Moore spent much of her life on the stage of Broadway, Harlem and black vaudeville across America. We get a flavour of what her stage persona may have been like with the charming pair of vocal duets with Billy Higgins from January 1925. While most of her previous lyrics ran along the standard line of my-man-is-gone-and-he-was-bad-but-I-miss-him-so. In How Can l Miss You? and You Ain’t Nothin’ To Me , Moore is much more assertive and independent. The battle-of-the-sexes exchange between them is often hilarious.
Another successful, comic effort by Moore was Sore Bunion Blues her bizarre ode to aching feet (?!). She starts off with a spoken, a cappella “Lord , Lord what’s the matter with these dogs of mine! “then sings, “Right foot left foot that’s poor me and my heavy load. Red hot bunions bother me as I travel down the road. There’s no parking, dogs keep barking… My hot puppies, got to cool them off, ventilation keeps them nice and soft.”

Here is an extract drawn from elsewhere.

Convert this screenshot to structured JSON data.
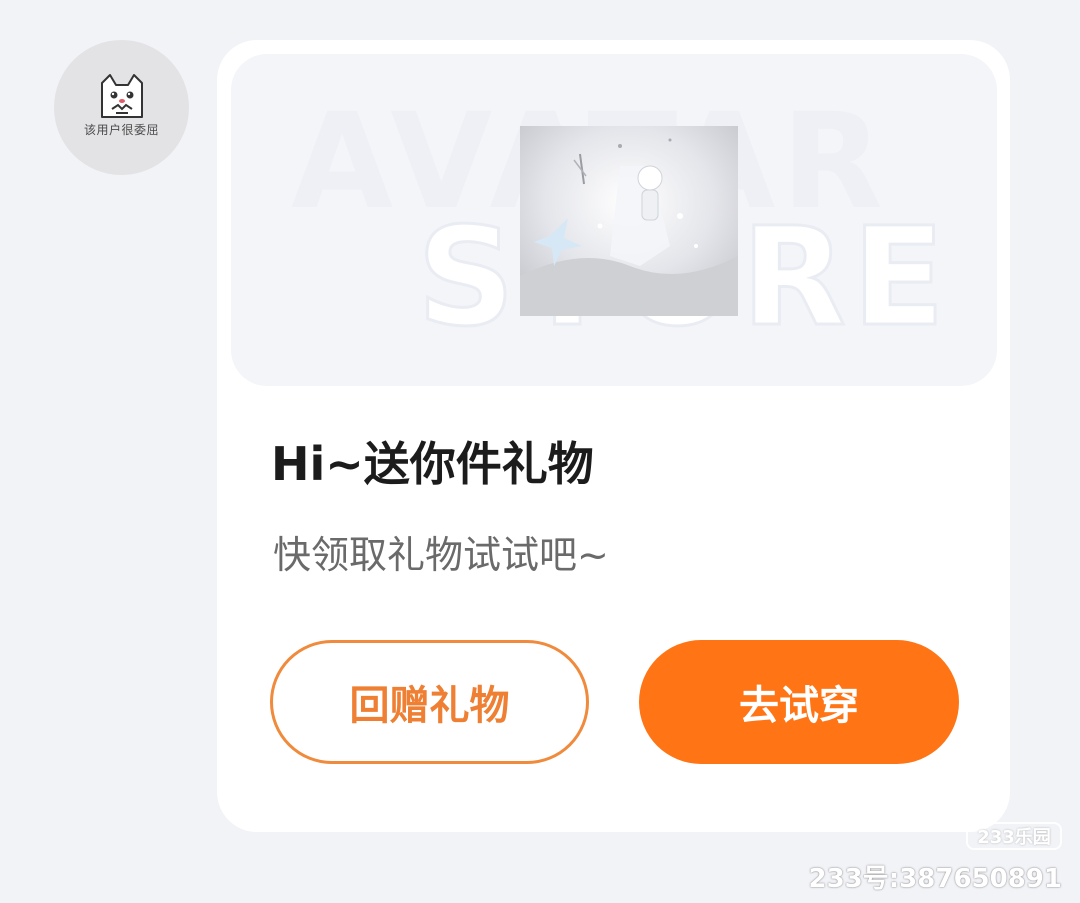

The unissued Shine On Your Shoes/Louisiana Hayride from late 1932 was made during the peak of Moore’s stage and club career in New York, and this cut is the peak of her recordings, as well. Fats Waller contributes an inspired, rollicking accompaniment, along with a few wonderful solos, but Moore more than holds her own. Her voice is totally under control, but she uses it much more imaginatively than she had allowed herself previously. She maintains her precise diction, but now she swings and vamps shamelessly. She even adds a Louis Armstronge-sque gravelly, bass effect to her singing that works to great effect. This joyful finale pays glorious tribute to the talent of Monette Moore amid makes one wish that more of her performances – especially her later, more mature work – could have been captured on record.
Also available in the Series.
DOCD-5538 Monette Moore Vol 1 1923 – 1924 featuring Clarence Jones, Tommy Ladnier, Jimmy O’Bryant. Rex Stewart, Bubba Miley and many other.
JPCD-1515-2 Jazzin’ The Blues Vol 1 1936 – 1946.
JPCD-1528-2 Female Blues. The Remaining Titles Vol 2 1938 – 1949 featuring Monette Moore, Bea Foote, Ruby Smith, Lil Green, Perline Ellison, Wee Bea Booze, Lillie Mae Kirkman